By Nick Sohr, Managing Editor, MDBIZNews
Vorbeck Materials Corp., a Howard County nanotechnology company, will open a manufacturing facility on the Eastern Shore, a move that will eventually create 50 jobs, the state and company announced Wednesday.
Vorbeck, of Jessup, will buy a state-owned, 42,000-square-foot building in Pocomoke City for the project. The new employees will be hired over the next three years, according to the company.
“Maryland has been a terrific location for us to start and grow our business,” Vorbeck CEO John Lettow said. “We are excited by this opportunity in Pocomoke City. Along with our headquarters in Howard County, we look forward to continued expansion and to creating new jobs in innovation and manufacturing in Maryland.”

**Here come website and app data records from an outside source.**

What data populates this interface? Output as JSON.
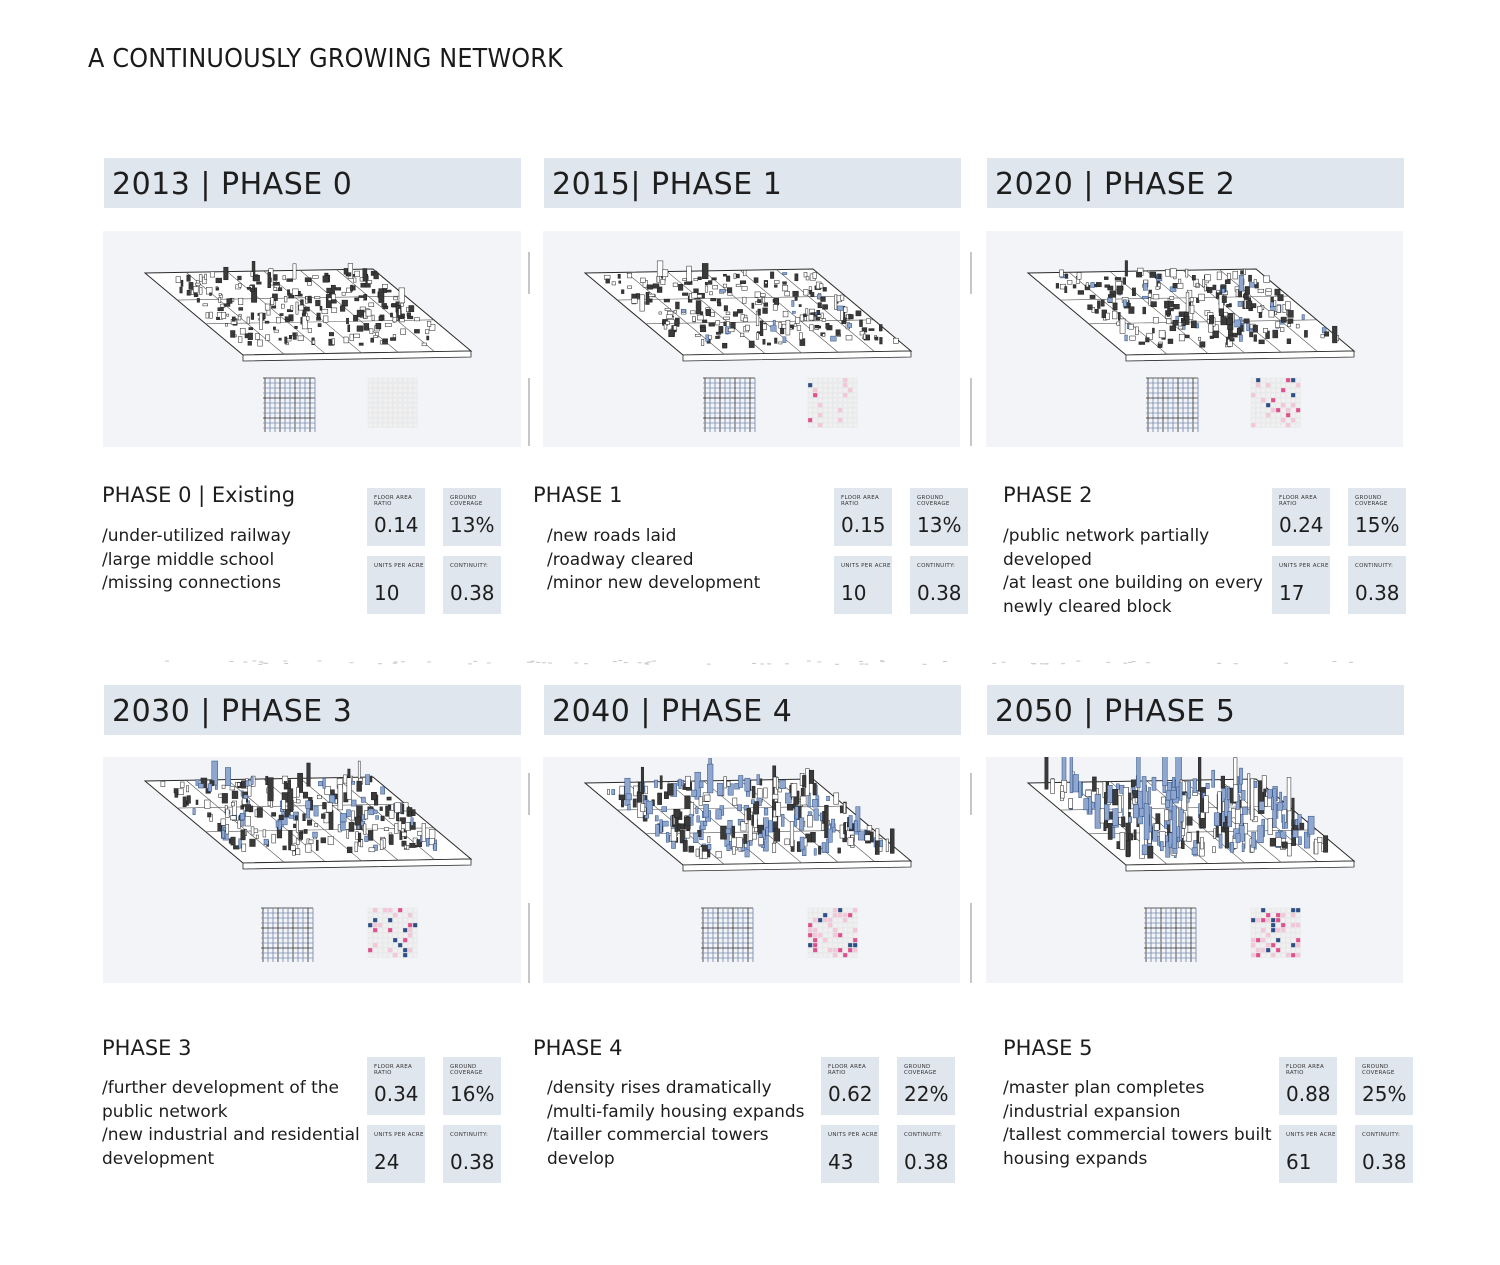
{
  "title": "A CONTINUOUSLY GROWING NETWORK",
  "colors": {
    "header_bg": "#e0e6ee",
    "panel_bg": "#f2f4f7",
    "accent_blue": "#2d4f86",
    "accent_pink": "#e0508c",
    "light_pink": "#f4c6d8"
  },
  "phases": [
    {
      "header": "2013 | PHASE 0",
      "title": "PHASE 0 | Existing",
      "desc": [
        "/under-utilized railway",
        "/large middle school",
        "/missing connections"
      ],
      "stats": [
        {
          "label": "FLOOR AREA RATIO",
          "value": "0.14"
        },
        {
          "label": "GROUND COVERAGE",
          "value": "13%"
        },
        {
          "label": "UNITS PER ACRE",
          "value": "10"
        },
        {
          "label": "CONTINUITY:",
          "value": "0.38"
        }
      ]
    },
    {
      "header": "2015| PHASE 1",
      "title": "PHASE 1",
      "desc": [
        "/new roads laid",
        "/roadway cleared",
        "/minor new development"
      ],
      "stats": [
        {
          "label": "FLOOR AREA RATIO",
          "value": "0.15"
        },
        {
          "label": "GROUND COVERAGE",
          "value": "13%"
        },
        {
          "label": "UNITS PER ACRE",
          "value": "10"
        },
        {
          "label": "CONTINUITY:",
          "value": "0.38"
        }
      ]
    },
    {
      "header": "2020 | PHASE 2",
      "title": "PHASE 2",
      "desc": [
        "/public network partially",
        "developed",
        "/at least one building on every",
        "newly cleared block"
      ],
      "stats": [
        {
          "label": "FLOOR AREA RATIO",
          "value": "0.24"
        },
        {
          "label": "GROUND COVERAGE",
          "value": "15%"
        },
        {
          "label": "UNITS PER ACRE",
          "value": "17"
        },
        {
          "label": "CONTINUITY:",
          "value": "0.38"
        }
      ]
    },
    {
      "header": "2030 | PHASE 3",
      "title": "PHASE 3",
      "desc": [
        "/further development of the",
        "public network",
        "/new industrial and residential",
        "development"
      ],
      "stats": [
        {
          "label": "FLOOR AREA RATIO",
          "value": "0.34"
        },
        {
          "label": "GROUND COVERAGE",
          "value": "16%"
        },
        {
          "label": "UNITS PER ACRE",
          "value": "24"
        },
        {
          "label": "CONTINUITY:",
          "value": "0.38"
        }
      ]
    },
    {
      "header": "2040 | PHASE 4",
      "title": "PHASE 4",
      "desc": [
        "/density rises dramatically",
        "/multi-family housing expands",
        "/tailler commercial towers",
        "develop"
      ],
      "stats": [
        {
          "label": "FLOOR AREA RATIO",
          "value": "0.62"
        },
        {
          "label": "GROUND COVERAGE",
          "value": "22%"
        },
        {
          "label": "UNITS PER ACRE",
          "value": "43"
        },
        {
          "label": "CONTINUITY:",
          "value": "0.38"
        }
      ]
    },
    {
      "header": "2050 | PHASE 5",
      "title": "PHASE 5",
      "desc": [
        "/master plan completes",
        "/industrial expansion",
        "/tallest commercial towers built",
        "housing expands"
      ],
      "stats": [
        {
          "label": "FLOOR AREA RATIO",
          "value": "0.88"
        },
        {
          "label": "GROUND COVERAGE",
          "value": "25%"
        },
        {
          "label": "UNITS PER ACRE",
          "value": "61"
        },
        {
          "label": "CONTINUITY:",
          "value": "0.38"
        }
      ]
    }
  ]
}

Gov. Martin O’Malley said Vorbeck’s decision to start in Maryland and grow in the state reinforces the state’s leadership in high-tech sectors.
“It is exciting to see a cutting-edge, innovative company like Vorbeck creating high quality jobs on the Eastern Shore,” the governor said.
Founded in 2006, Vorbeck’s work centers on graphene, a lattice of carbon atoms that has applications in communications, energy, transportation and beyond. Vorbeck uses graphene to make conductive ink for printing components for the electronics industry and to develop high-performance lithium ion batteries.
According to the company, smartphones using Vorbeck’s battery technology will charge in 10 minutes and last a full 24 hours. The same technology would quadruple the range of electric cars that now get 100 miles out of 10 to 12 hours of charging.
In February, Vorbeck was named one of America’s Next Top Energy Innovators by the U.S. Department of Energy. R&D Magazine recognized the company this month for developing one of the top 100 most important scientific and technological products or advances of the year.
“The addition of this innovative company — and make no mistake, they are garnering national and international attention for their technological advances — is a key component in strengthening our community by securing skilled jobs for our workforce in the [science, technology, engineering and math fields],” said Worcester County Commission President James C. “Bud” Church.
As part of Vorbeck’s move, Maryland will defer payments and interest on the sale of the building if the company meets hiring goals. Vorbeck has received $650,000 in investments and other funding from the Department of Business and Economic Development and may be eligible for more in its new facility, including the One Maryland Tax Credit and the Job Creation Tax Credit.